"The agency's mandate is to ensure that it has found reasonable assurance that it will not violate the water quality standards, and we took those words very seriously," said ANR attorney Leslie Welts. She said the conditions in the permit were the bare minimum that state experts determined were necessary.
Morrisville Water & Light general manager Craig Myotte said the state certificate is overly restrictive and would hurt the utility's ability to generate power — and make money — from the dam. The issue lies in the logistics of generating hydropower.
To build up enough energy to convert to electricity, hydroelectric plants divert water from the river into a penstock, a massive pipe that runs downhill parallel to the river. The force of the water flowing down the pipe spins turbines and creates electricity. More water means more electricity, but it also means less water stays in the stretch of riverbed above the power plant.
The problem with the new state certificate, Myotte argued, is that officials are making the utility leave far more water in the river — more than is required to meet water quality standards.
"Because of that, we can actually use less water to generate the hydro through the penstock," Myotte said. He estimates the state's conditions would cut power generation by a third.
Hydropower currently meets about 20 percent of the Morrisville utility's demand. State policy calls for 90 percent of Vermont's energy to come from renewable sources by 2050. Myotte said Morrisville Water & Light is constantly striving toward that goal, but the new environmental requirements would be a setback.
"Somewhere, somebody at the top of the state government needs to be able to make some decisions about what makes sense for all of this," Myotte said. "We've got competing interests at different levels of the state that's creating some conflict here."
But Welts, the ANR lawyer, said the federal process is clear: The state has one job in this water quality review, and it has nothing to do with renewables or the economics of power generation.
"It's ultimately an issue of ensuring that water quality standards are being met," she said.
Because the utility's current permit, issued in 1985, is decades old, Welts said, the waters around the Green River Reservoir are already falling short of Vermont's standards. That doesn't mean Morrisville Water & Light has broken the rules; the utility is complying with the conditions of its permit.
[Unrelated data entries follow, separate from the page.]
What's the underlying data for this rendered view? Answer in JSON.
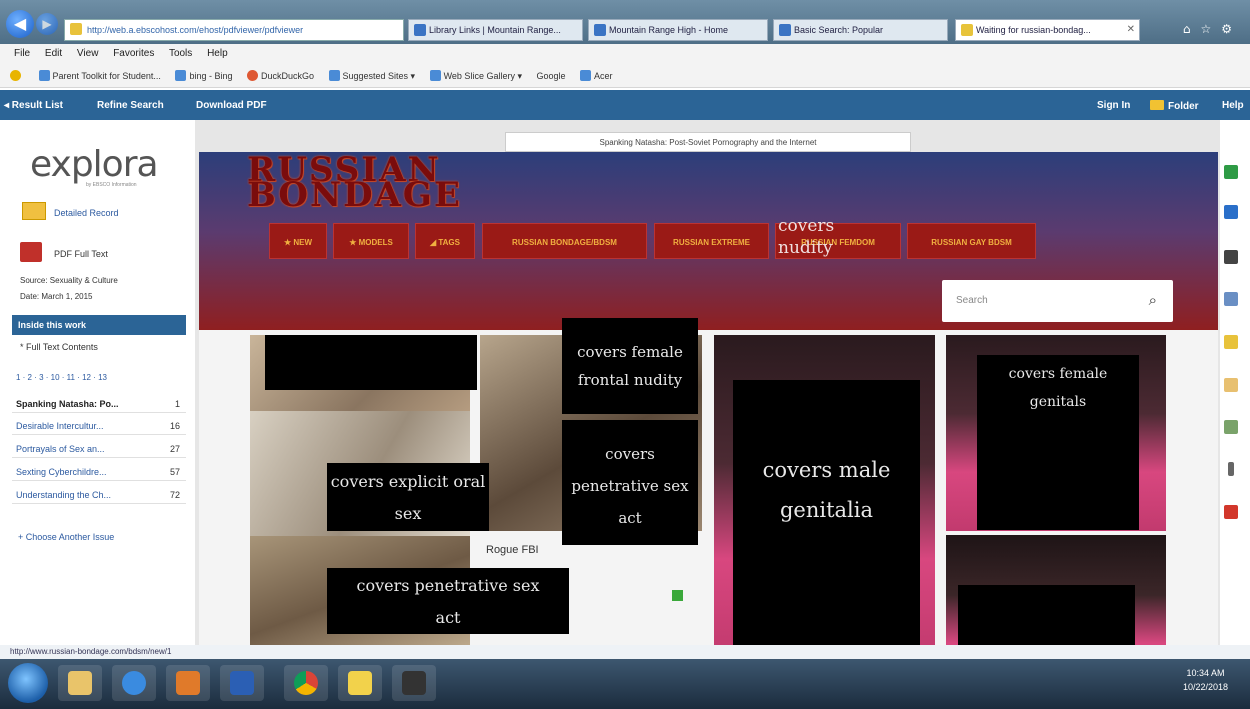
{
  "browser": {
    "address": "http://web.a.ebscohost.com/ehost/pdfviewer/pdfviewer",
    "tabs": [
      {
        "label": "Library Links | Mountain Range..."
      },
      {
        "label": "Mountain Range High - Home"
      },
      {
        "label": "Basic Search: Popular"
      },
      {
        "label": "Waiting for russian-bondag..."
      }
    ],
    "menu": [
      "File",
      "Edit",
      "View",
      "Favorites",
      "Tools",
      "Help"
    ],
    "favorites": [
      "Parent Toolkit for Student...",
      "bing - Bing",
      "DuckDuckGo",
      "Suggested Sites ▾",
      "Web Slice Gallery ▾",
      "Google",
      "Acer"
    ]
  },
  "toolbar": {
    "result_list": "◂ Result List",
    "refine_search": "Refine Search",
    "download_pdf": "Download PDF",
    "sign_in": "Sign In",
    "folder": "Folder",
    "help": "Help"
  },
  "sidebar": {
    "logo": "explora",
    "logo_sub": "by EBSCO Information",
    "detailed_record": "Detailed Record",
    "pdf_full_text": "PDF Full Text",
    "source": "Source: Sexuality & Culture",
    "date": "Date: March 1, 2015",
    "inside_this_work": "Inside this work",
    "full_text_contents": "* Full Text Contents",
    "pager": "1 · 2 · 3 · 10 · 11 · 12 · 13",
    "toc": [
      {
        "title": "Spanking Natasha: Po...",
        "page": "1"
      },
      {
        "title": "Desirable Intercultur...",
        "page": "16"
      },
      {
        "title": "Portrayals of Sex an...",
        "page": "27"
      },
      {
        "title": "Sexting Cyberchildre...",
        "page": "57"
      },
      {
        "title": "Understanding the Ch...",
        "page": "72"
      }
    ],
    "choose_issue": "+ Choose Another Issue"
  },
  "document_title": "Spanking Natasha: Post-Soviet Pornography and the Internet",
  "site": {
    "logo_line1": "RUSSIAN",
    "logo_line2": "BONDAGE",
    "menu": [
      "★ NEW",
      "★ MODELS",
      "◢ TAGS",
      "RUSSIAN BONDAGE/BDSM",
      "RUSSIAN EXTREME",
      "RUSSIAN FEMDOM",
      "RUSSIAN GAY BDSM"
    ],
    "search_placeholder": "Search",
    "caption": "Rogue FBI"
  },
  "covers": {
    "nudity": "covers nudity",
    "female_frontal": "covers female frontal nudity",
    "explicit_oral": "covers explicit oral sex",
    "penetrative_1": "covers penetrative sex act",
    "penetrative_2": "covers penetrative sex act",
    "male_genitalia": "covers male genitalia",
    "female_genitals": "covers female genitals"
  },
  "status_url": "http://www.russian-bondage.com/bdsm/new/1",
  "clock": {
    "time": "10:34 AM",
    "date": "10/22/2018"
  },
  "colors": {
    "explora_blue": "#2b6496",
    "site_red": "#8f1f20",
    "menu_orange": "#f0b040"
  }
}
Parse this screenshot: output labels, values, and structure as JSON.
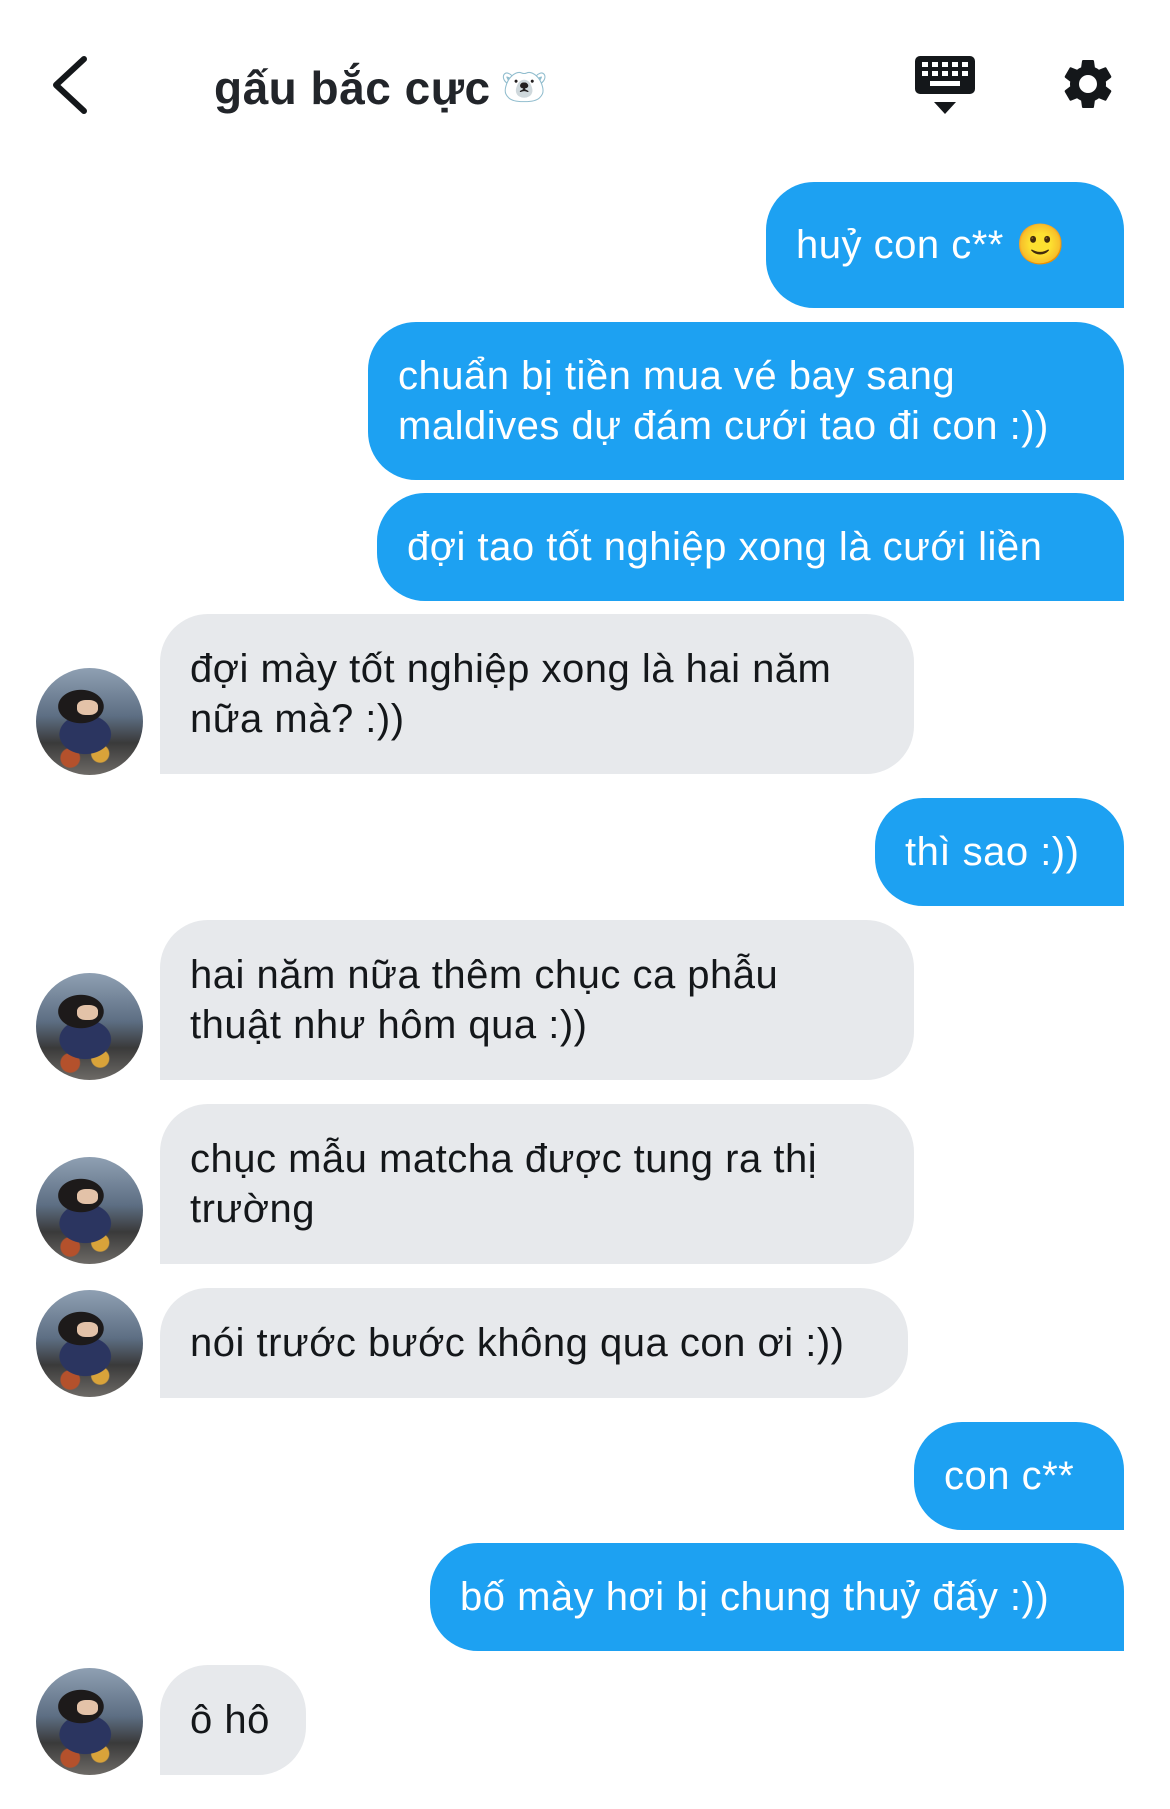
{
  "header": {
    "title": "gấu bắc cực",
    "title_emoji": "🐻‍❄️",
    "back_icon": "chevron-left-icon",
    "keyboard_icon": "keyboard-hide-icon",
    "settings_icon": "gear-icon"
  },
  "colors": {
    "sent": "#1da1f2",
    "received": "#e7e9ec"
  },
  "messages": [
    {
      "from": "me",
      "text": "huỷ con c** 🙂"
    },
    {
      "from": "me",
      "text": "chuẩn bị tiền mua vé bay sang\nmaldives dự đám cưới tao đi con :))"
    },
    {
      "from": "me",
      "text": "đợi tao tốt nghiệp xong là cưới liền"
    },
    {
      "from": "them",
      "text": "đợi mày tốt nghiệp xong là hai năm\nnữa mà? :))"
    },
    {
      "from": "me",
      "text": "thì sao :))"
    },
    {
      "from": "them",
      "text": "hai năm nữa thêm chục ca phẫu\nthuật như hôm qua :))"
    },
    {
      "from": "them",
      "text": "chục mẫu matcha được tung ra thị\ntrường"
    },
    {
      "from": "them",
      "text": "nói trước bước không qua con ơi :))"
    },
    {
      "from": "me",
      "text": "con c**"
    },
    {
      "from": "me",
      "text": "bố mày hơi bị chung thuỷ đấy :))"
    },
    {
      "from": "them",
      "text": "ô hô"
    }
  ]
}
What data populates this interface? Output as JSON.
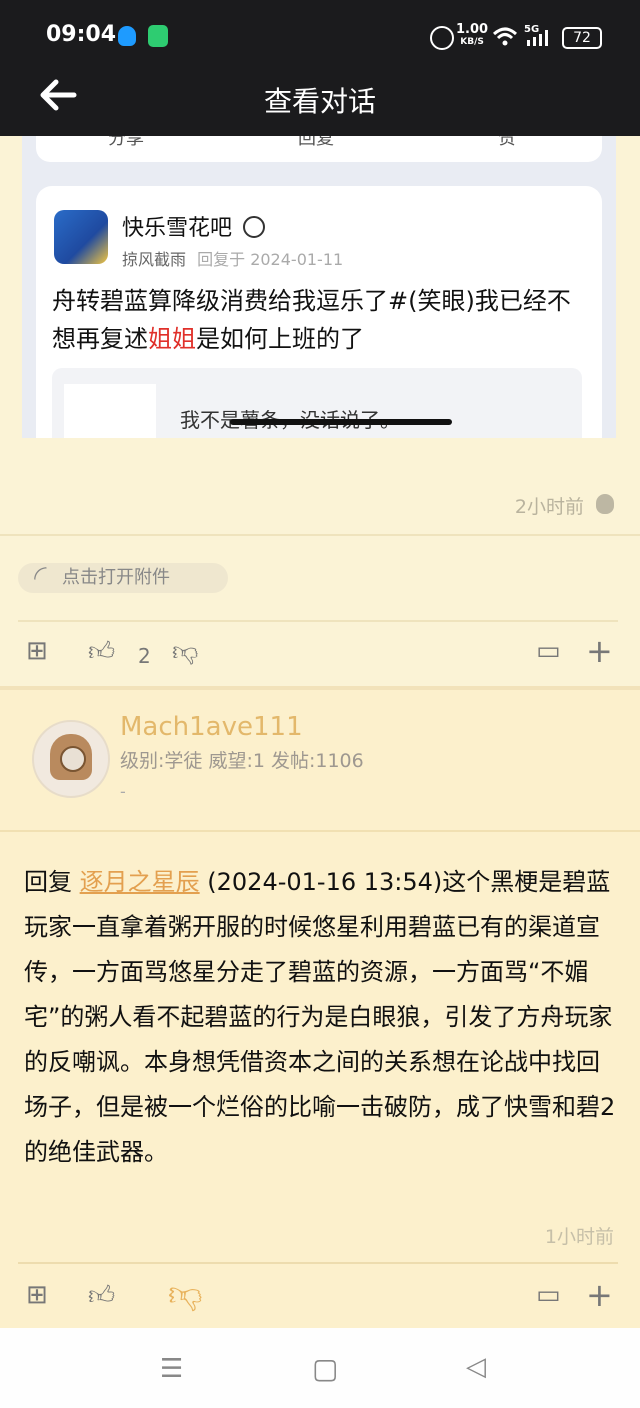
{
  "status": {
    "time": "09:04",
    "net_speed": "1.00",
    "net_unit": "KB/S",
    "network": "5G",
    "battery": "72"
  },
  "header": {
    "title": "查看对话",
    "back_icon": "arrow-left-icon"
  },
  "embedded": {
    "actions": [
      "分享",
      "回复",
      "赞"
    ],
    "forum_name": "快乐雪花吧",
    "author": "掠风截雨",
    "reply_meta": "回复于 2024-01-11",
    "text_before": "舟转碧蓝算降级消费给我逗乐了#(笑眼)我已经不想再复述",
    "text_highlight": "姐姐",
    "text_after": "是如何上班的了",
    "quote_text": "我不是薯条，没话说了。"
  },
  "post1": {
    "time": "2小时前",
    "attachment_label": "点击打开附件",
    "likes": "2"
  },
  "post2": {
    "username": "Mach1ave111",
    "stats": "级别:学徒 威望:1 发帖:1106",
    "signature": "-",
    "reply_prefix": "回复 ",
    "reply_user": "逐月之星辰",
    "reply_body": " (2024-01-16 13:54)这个黑梗是碧蓝玩家一直拿着粥开服的时候悠星利用碧蓝已有的渠道宣传，一方面骂悠星分走了碧蓝的资源，一方面骂“不媚宅”的粥人看不起碧蓝的行为是白眼狼，引发了方舟玩家的反嘲讽。本身想凭借资本之间的关系想在论战中找回场子，但是被一个烂俗的比喻一击破防，成了快雪和碧2的绝佳武器。",
    "time": "1小时前"
  },
  "navbar": {
    "menu_glyph": "☰",
    "home_glyph": "▢",
    "back_glyph": "◁"
  }
}
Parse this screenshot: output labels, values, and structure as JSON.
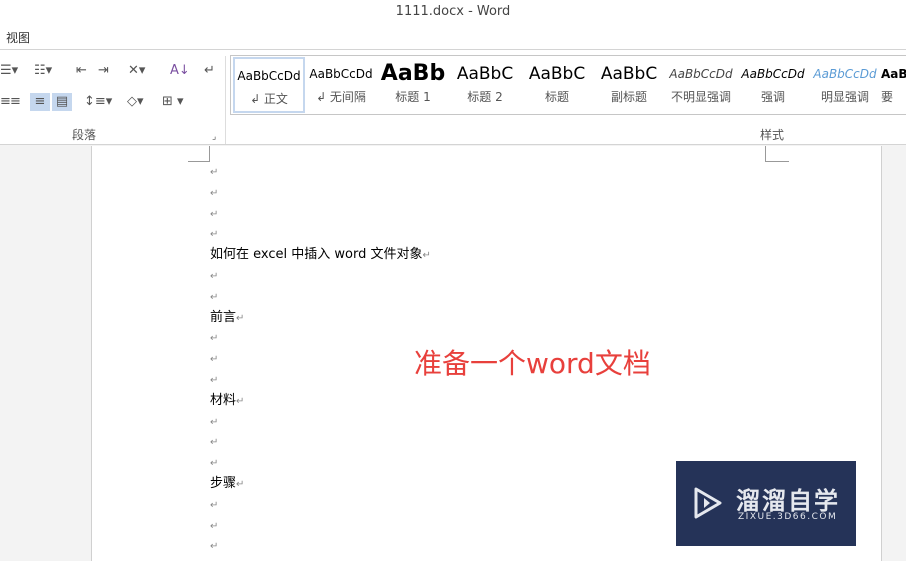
{
  "window": {
    "title": "1111.docx - Word"
  },
  "menu": {
    "view": "视图"
  },
  "ribbon": {
    "paragraph_group": "段落",
    "styles_group": "样式",
    "styles": [
      {
        "preview": "AaBbCcDd",
        "name": "↲ 正文"
      },
      {
        "preview": "AaBbCcDd",
        "name": "↲ 无间隔"
      },
      {
        "preview": "AaBb",
        "name": "标题 1"
      },
      {
        "preview": "AaBbC",
        "name": "标题 2"
      },
      {
        "preview": "AaBbC",
        "name": "标题"
      },
      {
        "preview": "AaBbC",
        "name": "副标题"
      },
      {
        "preview": "AaBbCcDd",
        "name": "不明显强调"
      },
      {
        "preview": "AaBbCcDd",
        "name": "强调"
      },
      {
        "preview": "AaBbCcDd",
        "name": "明显强调"
      },
      {
        "preview": "AaB",
        "name": "要"
      }
    ]
  },
  "document": {
    "lines": [
      "",
      "",
      "",
      "",
      "如何在 excel 中插入 word 文件对象",
      "",
      "",
      "前言",
      "",
      "",
      "",
      "材料",
      "",
      "",
      "",
      "步骤",
      "",
      "",
      ""
    ],
    "annotation": "准备一个word文档"
  },
  "watermark": {
    "brand": "溜溜自学",
    "url": "ZIXUE.3D66.COM"
  }
}
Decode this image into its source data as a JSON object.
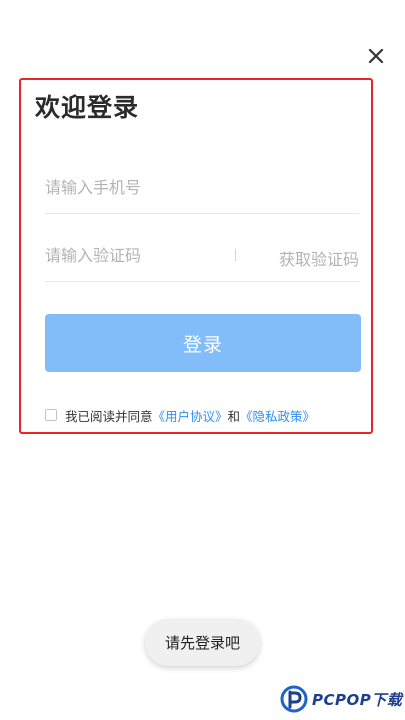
{
  "header": {
    "close_icon": "close-icon"
  },
  "login": {
    "title": "欢迎登录",
    "phone_placeholder": "请输入手机号",
    "code_placeholder": "请输入验证码",
    "get_code_label": "获取验证码",
    "login_button_label": "登录",
    "agreement": {
      "prefix": "我已阅读并同意",
      "user_agreement": "《用户协议》",
      "and": "和",
      "privacy_policy": "《隐私政策》",
      "checked": false
    }
  },
  "toast": {
    "message": "请先登录吧"
  },
  "watermark": {
    "text": "PCPOP下载"
  },
  "colors": {
    "accent": "#82bdf9",
    "link": "#2f8ff0",
    "highlight_border": "#e8262a"
  }
}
"The big takeaway should be that we have waters here that have not been meeting water quality standards for whoever knows how long, and we have issued a water quality certification with conditions necessary for those waters to come back into compliance with water quality standards," said Welts.
While the state's review doesn't focus on economics or renewables, Morrisville Water & Light does. Myotte said the utility could raise customer rates to avoid operating the hydroelectric plants at a loss. He said it's possible another entity such as the state, which owns the parkland around the Green River Reservoir, could take over the dam.
"In the worst case, you know, under a decommissioning process, the dam in the long run could be removed," Myotte said, "which of course is not a very attractive answer. People don't want to even think about that from the standpoint that it would destroy the Green River State Park."
At the last stop during Walsh's visit, the judge stood atop a steep slope. Below him, the penstock from the Green River dam made its way along the valley floor to the generation plant. The streaked and faded cement wall rising from the valley held back the ice-covered reservoir. Surrounding Walsh, attorneys on both sides looked out on the scene, hoping his notion of its future matched their own.